:: Exercise material
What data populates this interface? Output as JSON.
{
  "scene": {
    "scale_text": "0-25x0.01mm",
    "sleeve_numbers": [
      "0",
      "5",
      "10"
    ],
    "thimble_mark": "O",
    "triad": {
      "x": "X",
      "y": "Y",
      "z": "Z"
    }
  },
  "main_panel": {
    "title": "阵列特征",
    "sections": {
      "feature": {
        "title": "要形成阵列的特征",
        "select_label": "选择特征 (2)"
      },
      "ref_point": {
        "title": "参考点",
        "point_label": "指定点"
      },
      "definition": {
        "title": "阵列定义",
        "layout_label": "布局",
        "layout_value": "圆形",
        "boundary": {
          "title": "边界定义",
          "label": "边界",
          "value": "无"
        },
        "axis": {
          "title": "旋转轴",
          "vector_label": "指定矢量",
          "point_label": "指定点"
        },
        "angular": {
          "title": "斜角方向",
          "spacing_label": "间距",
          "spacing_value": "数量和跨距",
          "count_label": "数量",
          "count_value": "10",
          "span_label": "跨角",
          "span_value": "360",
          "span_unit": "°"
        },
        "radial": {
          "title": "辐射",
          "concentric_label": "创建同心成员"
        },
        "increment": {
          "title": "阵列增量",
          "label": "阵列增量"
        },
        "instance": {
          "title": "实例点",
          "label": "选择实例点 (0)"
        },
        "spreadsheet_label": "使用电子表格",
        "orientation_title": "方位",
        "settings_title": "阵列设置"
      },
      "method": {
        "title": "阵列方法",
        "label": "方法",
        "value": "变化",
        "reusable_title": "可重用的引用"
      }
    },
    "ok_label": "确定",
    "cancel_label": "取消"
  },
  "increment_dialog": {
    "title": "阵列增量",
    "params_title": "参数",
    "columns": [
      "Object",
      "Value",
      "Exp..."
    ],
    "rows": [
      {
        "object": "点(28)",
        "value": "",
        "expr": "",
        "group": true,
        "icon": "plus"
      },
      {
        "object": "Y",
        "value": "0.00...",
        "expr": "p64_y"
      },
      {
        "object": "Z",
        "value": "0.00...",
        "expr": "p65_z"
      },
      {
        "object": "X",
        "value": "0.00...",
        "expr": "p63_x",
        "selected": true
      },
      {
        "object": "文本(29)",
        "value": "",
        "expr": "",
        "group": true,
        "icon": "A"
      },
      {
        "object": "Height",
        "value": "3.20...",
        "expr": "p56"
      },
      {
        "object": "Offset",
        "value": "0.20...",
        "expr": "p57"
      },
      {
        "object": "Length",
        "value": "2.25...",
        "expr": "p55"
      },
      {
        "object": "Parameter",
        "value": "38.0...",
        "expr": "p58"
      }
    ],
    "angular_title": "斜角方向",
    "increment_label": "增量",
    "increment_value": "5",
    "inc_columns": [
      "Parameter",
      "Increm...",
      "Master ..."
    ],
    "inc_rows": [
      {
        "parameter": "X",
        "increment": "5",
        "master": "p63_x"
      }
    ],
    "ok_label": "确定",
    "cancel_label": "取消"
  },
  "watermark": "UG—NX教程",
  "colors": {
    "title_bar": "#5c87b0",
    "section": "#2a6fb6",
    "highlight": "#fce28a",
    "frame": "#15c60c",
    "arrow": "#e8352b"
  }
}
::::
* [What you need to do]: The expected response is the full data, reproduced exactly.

* [Result for this task]:
What data populates this interface? Output as JSON.
{
  "scene": {
    "scale_text": "0-25x0.01mm",
    "sleeve_numbers": [
      "0",
      "5",
      "10"
    ],
    "thimble_mark": "O",
    "triad": {
      "x": "X",
      "y": "Y",
      "z": "Z"
    }
  },
  "main_panel": {
    "title": "阵列特征",
    "sections": {
      "feature": {
        "title": "要形成阵列的特征",
        "select_label": "选择特征 (2)"
      },
      "ref_point": {
        "title": "参考点",
        "point_label": "指定点"
      },
      "definition": {
        "title": "阵列定义",
        "layout_label": "布局",
        "layout_value": "圆形",
        "boundary": {
          "title": "边界定义",
          "label": "边界",
          "value": "无"
        },
        "axis": {
          "title": "旋转轴",
          "vector_label": "指定矢量",
          "point_label": "指定点"
        },
        "angular": {
          "title": "斜角方向",
          "spacing_label": "间距",
          "spacing_value": "数量和跨距",
          "count_label": "数量",
          "count_value": "10",
          "span_label": "跨角",
          "span_value": "360",
          "span_unit": "°"
        },
        "radial": {
          "title": "辐射",
          "concentric_label": "创建同心成员"
        },
        "increment": {
          "title": "阵列增量",
          "label": "阵列增量"
        },
        "instance": {
          "title": "实例点",
          "label": "选择实例点 (0)"
        },
        "spreadsheet_label": "使用电子表格",
        "orientation_title": "方位",
        "settings_title": "阵列设置"
      },
      "method": {
        "title": "阵列方法",
        "label": "方法",
        "value": "变化",
        "reusable_title": "可重用的引用"
      }
    },
    "ok_label": "确定",
    "cancel_label": "取消"
  },
  "increment_dialog": {
    "title": "阵列增量",
    "params_title": "参数",
    "columns": [
      "Object",
      "Value",
      "Exp..."
    ],
    "rows": [
      {
        "object": "点(28)",
        "value": "",
        "expr": "",
        "group": true,
        "icon": "plus"
      },
      {
        "object": "Y",
        "value": "0.00...",
        "expr": "p64_y"
      },
      {
        "object": "Z",
        "value": "0.00...",
        "expr": "p65_z"
      },
      {
        "object": "X",
        "value": "0.00...",
        "expr": "p63_x",
        "selected": true
      },
      {
        "object": "文本(29)",
        "value": "",
        "expr": "",
        "group": true,
        "icon": "A"
      },
      {
        "object": "Height",
        "value": "3.20...",
        "expr": "p56"
      },
      {
        "object": "Offset",
        "value": "0.20...",
        "expr": "p57"
      },
      {
        "object": "Length",
        "value": "2.25...",
        "expr": "p55"
      },
      {
        "object": "Parameter",
        "value": "38.0...",
        "expr": "p58"
      }
    ],
    "angular_title": "斜角方向",
    "increment_label": "增量",
    "increment_value": "5",
    "inc_columns": [
      "Parameter",
      "Increm...",
      "Master ..."
    ],
    "inc_rows": [
      {
        "parameter": "X",
        "increment": "5",
        "master": "p63_x"
      }
    ],
    "ok_label": "确定",
    "cancel_label": "取消"
  },
  "watermark": "UG—NX教程",
  "colors": {
    "title_bar": "#5c87b0",
    "section": "#2a6fb6",
    "highlight": "#fce28a",
    "frame": "#15c60c",
    "arrow": "#e8352b"
  }
}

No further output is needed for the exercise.